“We believe there is great value in knowing what activities the hands are engaged in to support assistive computational experiences,” he said. “In this paper, we investigated the feasibility of such sensing using commodity smartwatches, which are an immediately practical means for achieving this vision.”
To reach this conclusion, Harrison and his team began their exploration of hand activity detection by recruiting 50 people to wear specially programmed smartwatches for almost 1,000 hours while going about their daily activities, thus extracting a unique dataset.
How will it help?

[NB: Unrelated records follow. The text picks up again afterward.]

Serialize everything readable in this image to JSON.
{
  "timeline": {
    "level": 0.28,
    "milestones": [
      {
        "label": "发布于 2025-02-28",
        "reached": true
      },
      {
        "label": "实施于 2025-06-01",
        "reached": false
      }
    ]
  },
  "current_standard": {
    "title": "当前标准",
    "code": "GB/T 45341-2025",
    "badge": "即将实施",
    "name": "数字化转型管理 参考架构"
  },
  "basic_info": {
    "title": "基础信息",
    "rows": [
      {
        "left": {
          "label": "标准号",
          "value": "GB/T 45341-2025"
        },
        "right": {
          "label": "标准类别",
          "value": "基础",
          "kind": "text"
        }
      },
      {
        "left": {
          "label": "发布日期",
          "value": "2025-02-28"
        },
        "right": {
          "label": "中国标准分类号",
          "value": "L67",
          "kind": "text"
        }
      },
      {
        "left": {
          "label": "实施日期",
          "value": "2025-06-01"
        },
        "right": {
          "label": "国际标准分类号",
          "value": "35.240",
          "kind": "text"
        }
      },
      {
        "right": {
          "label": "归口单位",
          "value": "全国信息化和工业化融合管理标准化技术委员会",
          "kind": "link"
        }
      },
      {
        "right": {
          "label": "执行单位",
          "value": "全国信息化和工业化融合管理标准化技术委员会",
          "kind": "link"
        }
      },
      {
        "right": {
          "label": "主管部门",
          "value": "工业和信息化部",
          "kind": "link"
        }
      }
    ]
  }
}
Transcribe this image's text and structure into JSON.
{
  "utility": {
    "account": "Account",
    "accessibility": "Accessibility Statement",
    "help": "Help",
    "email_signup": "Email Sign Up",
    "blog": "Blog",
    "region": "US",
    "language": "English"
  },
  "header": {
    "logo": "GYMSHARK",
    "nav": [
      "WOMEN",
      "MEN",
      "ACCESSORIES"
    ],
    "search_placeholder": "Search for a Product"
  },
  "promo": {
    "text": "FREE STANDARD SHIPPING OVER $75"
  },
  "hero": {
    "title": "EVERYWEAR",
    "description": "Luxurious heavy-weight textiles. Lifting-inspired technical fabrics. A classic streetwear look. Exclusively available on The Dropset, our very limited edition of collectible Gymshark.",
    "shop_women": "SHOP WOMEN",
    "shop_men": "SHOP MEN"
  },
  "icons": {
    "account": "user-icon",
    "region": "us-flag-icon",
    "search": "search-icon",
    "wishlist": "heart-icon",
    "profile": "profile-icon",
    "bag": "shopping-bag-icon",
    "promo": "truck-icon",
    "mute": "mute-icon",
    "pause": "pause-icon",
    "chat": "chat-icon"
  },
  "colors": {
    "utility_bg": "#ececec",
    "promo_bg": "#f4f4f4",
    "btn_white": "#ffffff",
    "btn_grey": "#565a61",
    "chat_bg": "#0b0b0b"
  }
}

The importance of hand activity detection [through a smartwatch], said Harrison, lies in the fact that it can be used for a host of purposes. The ability to detect, for example, hand washing and toothbrushing, can be used to nudge people towards healthier habits, said Laput. “If the watch can know that you haven’t been washing your hands frequently enough, it can remind you to do so. Same with brushing teeth, or other types of health-related activities.”
The data can even be used to “identify the onset of harmful health patterns (e.g., Repetitive Strain Injury (RSI),” said Harrison. “Apps might alert users to ... assess the onset of motor impairments such as those associated with Parkinson’s disease.
“For example, [sequential]movements such as filling a kettle, turning on the stove, and then pouring the kettle, can be indicative of the user making a cup of tea. However, if these hand activities occur out of order (e.g., pouring water into the cup before boiling it), it could suggest, for example, the onset of dementia,” said Harrison.
Hand-activity sensing also might be used by apps that provide feedback to users who are learning a new skill, such as playing a musical instrument, the study noted.
For example, watch data from an expert (piano maestro’s hand movements) can be compared to watch data of a learner’s movements. “This way, you can build an app to evaluate whether your piano performance is at a ‘pro-level’,” said Laput.
Terming this research as a “just a small window”, Harrison believes that much remains to be done in both Human Computer Interaction (HCI) and beyond.
Laput said they are grateful for the positive response the work has been receiving. However, “research like this requires partnership with companies that have the engineering manpower to fully bring it to reality,” he said.
Research: The to-do list
The 25 human hand activities studied by Hanson and Laput for their research paper:
- A) Hands still.
- B) Scrolling on touch screen.
- C) Typing on keyboard.
- D) Using mouse.
- E) Tapping on touchscreen.
- F) Playing the piano.
- G) Brushing hair.
- H) Swaying.
- I) Writing with pen.
- J) Cutting with scissors.
- K) Operating tool (drill).
- L) Operating remote.
- M) Petting.
- N) Scratching.
- O) Clapping.
- P) Opening door.
- Q) Twisting.
- R) Pouring.
- S) Drinking.
- T) Grating.
- U) Chopping with knife.
- V) Wiping with rag.
- W) Washing utensils.
- X) Washing hands.
- Y) Brushing teeth (not in the graph).
— (With inputs from IANS)